Because of our increased knowledge about the disease and the ability to detect changes in the cervix prior to cancer forming, today invasive cervical cancer is highly preventable. A Pap test is a simple test performed in a physician’s office or clinic and, while not perfect, having this test regularly can be very effective at detecting changes in the cells of the cervix before they become cancerous. Even today some women say they didn’t know the importance of being screened, while others report a lack of health insurance prevented them from getting the exam.

There are so many dedicated physicians, researchers and others in the field of oncology working to find better ways to diagnose, treat and prevent cervical cancer, but this battle requires more than just advances in science. It requires every woman to do her part, by making it a priority to have her annual Pap test. Southern Cancer Center urges all women to speak with their healthcare providers about having regular this regular screening.

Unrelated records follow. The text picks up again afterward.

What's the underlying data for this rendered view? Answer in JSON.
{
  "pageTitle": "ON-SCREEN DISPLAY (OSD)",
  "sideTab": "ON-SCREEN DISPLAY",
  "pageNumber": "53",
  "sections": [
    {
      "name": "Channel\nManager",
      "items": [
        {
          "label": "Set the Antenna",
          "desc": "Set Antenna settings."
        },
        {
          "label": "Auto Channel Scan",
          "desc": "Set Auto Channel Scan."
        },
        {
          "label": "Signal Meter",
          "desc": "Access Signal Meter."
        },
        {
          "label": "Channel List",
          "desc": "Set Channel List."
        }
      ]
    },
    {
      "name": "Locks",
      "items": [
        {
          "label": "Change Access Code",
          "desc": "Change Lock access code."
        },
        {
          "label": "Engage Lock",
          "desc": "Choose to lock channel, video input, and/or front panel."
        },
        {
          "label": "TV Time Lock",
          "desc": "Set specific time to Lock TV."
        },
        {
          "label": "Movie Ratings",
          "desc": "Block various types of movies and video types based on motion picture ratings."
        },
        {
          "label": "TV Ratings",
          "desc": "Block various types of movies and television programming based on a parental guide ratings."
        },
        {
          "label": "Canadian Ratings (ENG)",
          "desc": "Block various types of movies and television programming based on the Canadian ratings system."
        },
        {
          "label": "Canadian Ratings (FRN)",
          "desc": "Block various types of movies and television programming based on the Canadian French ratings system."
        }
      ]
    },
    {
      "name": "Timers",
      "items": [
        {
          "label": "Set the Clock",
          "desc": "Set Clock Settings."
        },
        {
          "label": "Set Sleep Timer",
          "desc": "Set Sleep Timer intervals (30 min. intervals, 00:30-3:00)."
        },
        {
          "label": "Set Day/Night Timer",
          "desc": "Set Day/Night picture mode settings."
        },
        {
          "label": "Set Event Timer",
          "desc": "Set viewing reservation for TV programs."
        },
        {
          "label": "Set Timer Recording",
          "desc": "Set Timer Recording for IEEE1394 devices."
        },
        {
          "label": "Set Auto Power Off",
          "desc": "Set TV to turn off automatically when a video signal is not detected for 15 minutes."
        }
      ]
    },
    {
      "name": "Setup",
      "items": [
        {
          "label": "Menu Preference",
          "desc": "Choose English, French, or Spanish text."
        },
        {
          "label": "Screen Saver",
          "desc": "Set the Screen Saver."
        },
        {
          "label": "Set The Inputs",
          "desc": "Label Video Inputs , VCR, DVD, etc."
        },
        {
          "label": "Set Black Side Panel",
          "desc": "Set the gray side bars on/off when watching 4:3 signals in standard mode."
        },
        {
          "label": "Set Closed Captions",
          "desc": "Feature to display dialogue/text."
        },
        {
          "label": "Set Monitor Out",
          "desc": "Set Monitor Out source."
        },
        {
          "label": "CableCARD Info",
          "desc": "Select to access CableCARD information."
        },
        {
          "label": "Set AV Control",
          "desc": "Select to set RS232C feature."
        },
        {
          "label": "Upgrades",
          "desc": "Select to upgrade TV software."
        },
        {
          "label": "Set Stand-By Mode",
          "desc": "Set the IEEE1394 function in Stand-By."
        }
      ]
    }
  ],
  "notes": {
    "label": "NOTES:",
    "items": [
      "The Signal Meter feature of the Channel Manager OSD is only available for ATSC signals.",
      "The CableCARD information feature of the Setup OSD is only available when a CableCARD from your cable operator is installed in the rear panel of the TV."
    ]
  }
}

January is Cervical Cancer Awareness Month, a time set aside specifically to educate women about this disease and encourage them to have a Pap test. So Go Talk About It! The more women educate themselves and each other, the closer we can get to completely erasing this disease from our world.